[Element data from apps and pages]
----------

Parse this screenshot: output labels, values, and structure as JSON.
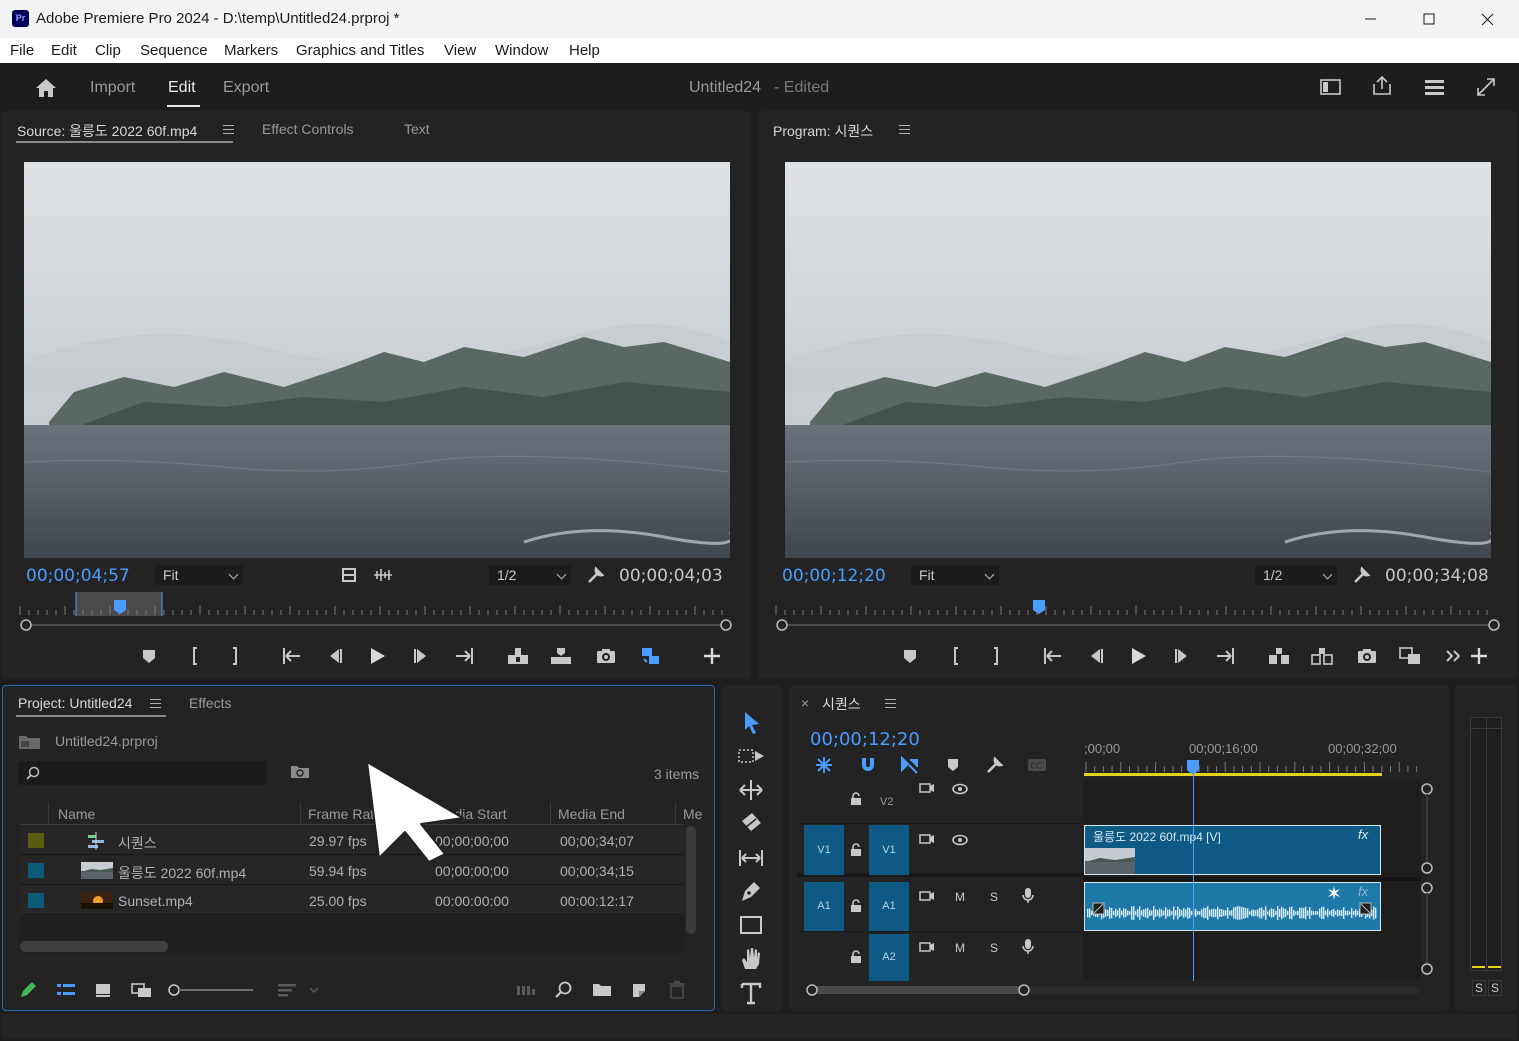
{
  "window": {
    "app_icon_text": "Pr",
    "title": "Adobe Premiere Pro 2024 - D:\\temp\\Untitled24.prproj *"
  },
  "menu": [
    "File",
    "Edit",
    "Clip",
    "Sequence",
    "Markers",
    "Graphics and Titles",
    "View",
    "Window",
    "Help"
  ],
  "header": {
    "nav": [
      "Import",
      "Edit",
      "Export"
    ],
    "active": "Edit",
    "project_name": "Untitled24",
    "project_status": "- Edited"
  },
  "source_monitor": {
    "tabs": [
      "Source: 울릉도 2022 60f.mp4",
      "Effect Controls",
      "Text"
    ],
    "current_time": "00;00;04;57",
    "zoom": "Fit",
    "resolution": "1/2",
    "duration": "00;00;04;03"
  },
  "program_monitor": {
    "tab": "Program: 시퀀스",
    "current_time": "00;00;12;20",
    "zoom": "Fit",
    "resolution": "1/2",
    "duration": "00;00;34;08"
  },
  "project_panel": {
    "tabs": [
      "Project: Untitled24",
      "Effects"
    ],
    "project_file": "Untitled24.prproj",
    "search_placeholder": "",
    "item_count": "3 items",
    "columns": [
      "Name",
      "Frame Rate",
      "Media Start",
      "Media End",
      "Me"
    ],
    "rows": [
      {
        "name": "시퀀스",
        "frame_rate": "29.97 fps",
        "media_start": "00;00;00;00",
        "media_end": "00;00;34;07",
        "color": "#5c5a10",
        "icon": "sequence-icon"
      },
      {
        "name": "울릉도 2022 60f.mp4",
        "frame_rate": "59.94 fps",
        "media_start": "00;00;00;00",
        "media_end": "00;00;34;15",
        "color": "#0c5a7a",
        "icon": "video-thumb"
      },
      {
        "name": "Sunset.mp4",
        "frame_rate": "25.00 fps",
        "media_start": "00:00:00:00",
        "media_end": "00:00:12:17",
        "color": "#0c5a7a",
        "icon": "sunset-thumb"
      }
    ]
  },
  "timeline": {
    "tab": "시퀀스",
    "current_time": "00;00;12;20",
    "ruler_labels": [
      ";00;00",
      "00;00;16;00",
      "00;00;32;00"
    ],
    "tracks": {
      "v2": "V2",
      "v1_src": "V1",
      "v1": "V1",
      "a1_src": "A1",
      "a1": "A1",
      "a2": "A2",
      "mute": "M",
      "solo": "S"
    },
    "video_clip_label": "울릉도 2022 60f.mp4 [V]",
    "fx_label": "fx"
  },
  "audio_meter": {
    "solo_left": "S",
    "solo_right": "S"
  },
  "colors": {
    "accent_blue": "#4a9cff",
    "clip_blue": "#0f5a84",
    "audio_clip": "#1e78a8",
    "work_area_yellow": "#e6d21e"
  }
}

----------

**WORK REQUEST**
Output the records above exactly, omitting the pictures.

**EXERCISE RESPONSE**
Parse this screenshot: output labels, values, and structure as JSON.
{
  "window": {
    "app_icon_text": "Pr",
    "title": "Adobe Premiere Pro 2024 - D:\\temp\\Untitled24.prproj *"
  },
  "menu": [
    "File",
    "Edit",
    "Clip",
    "Sequence",
    "Markers",
    "Graphics and Titles",
    "View",
    "Window",
    "Help"
  ],
  "header": {
    "nav": [
      "Import",
      "Edit",
      "Export"
    ],
    "active": "Edit",
    "project_name": "Untitled24",
    "project_status": "- Edited"
  },
  "source_monitor": {
    "tabs": [
      "Source: 울릉도 2022 60f.mp4",
      "Effect Controls",
      "Text"
    ],
    "current_time": "00;00;04;57",
    "zoom": "Fit",
    "resolution": "1/2",
    "duration": "00;00;04;03"
  },
  "program_monitor": {
    "tab": "Program: 시퀀스",
    "current_time": "00;00;12;20",
    "zoom": "Fit",
    "resolution": "1/2",
    "duration": "00;00;34;08"
  },
  "project_panel": {
    "tabs": [
      "Project: Untitled24",
      "Effects"
    ],
    "project_file": "Untitled24.prproj",
    "search_placeholder": "",
    "item_count": "3 items",
    "columns": [
      "Name",
      "Frame Rate",
      "Media Start",
      "Media End",
      "Me"
    ],
    "rows": [
      {
        "name": "시퀀스",
        "frame_rate": "29.97 fps",
        "media_start": "00;00;00;00",
        "media_end": "00;00;34;07",
        "color": "#5c5a10",
        "icon": "sequence-icon"
      },
      {
        "name": "울릉도 2022 60f.mp4",
        "frame_rate": "59.94 fps",
        "media_start": "00;00;00;00",
        "media_end": "00;00;34;15",
        "color": "#0c5a7a",
        "icon": "video-thumb"
      },
      {
        "name": "Sunset.mp4",
        "frame_rate": "25.00 fps",
        "media_start": "00:00:00:00",
        "media_end": "00:00:12:17",
        "color": "#0c5a7a",
        "icon": "sunset-thumb"
      }
    ]
  },
  "timeline": {
    "tab": "시퀀스",
    "current_time": "00;00;12;20",
    "ruler_labels": [
      ";00;00",
      "00;00;16;00",
      "00;00;32;00"
    ],
    "tracks": {
      "v2": "V2",
      "v1_src": "V1",
      "v1": "V1",
      "a1_src": "A1",
      "a1": "A1",
      "a2": "A2",
      "mute": "M",
      "solo": "S"
    },
    "video_clip_label": "울릉도 2022 60f.mp4 [V]",
    "fx_label": "fx"
  },
  "audio_meter": {
    "solo_left": "S",
    "solo_right": "S"
  },
  "colors": {
    "accent_blue": "#4a9cff",
    "clip_blue": "#0f5a84",
    "audio_clip": "#1e78a8",
    "work_area_yellow": "#e6d21e"
  }
}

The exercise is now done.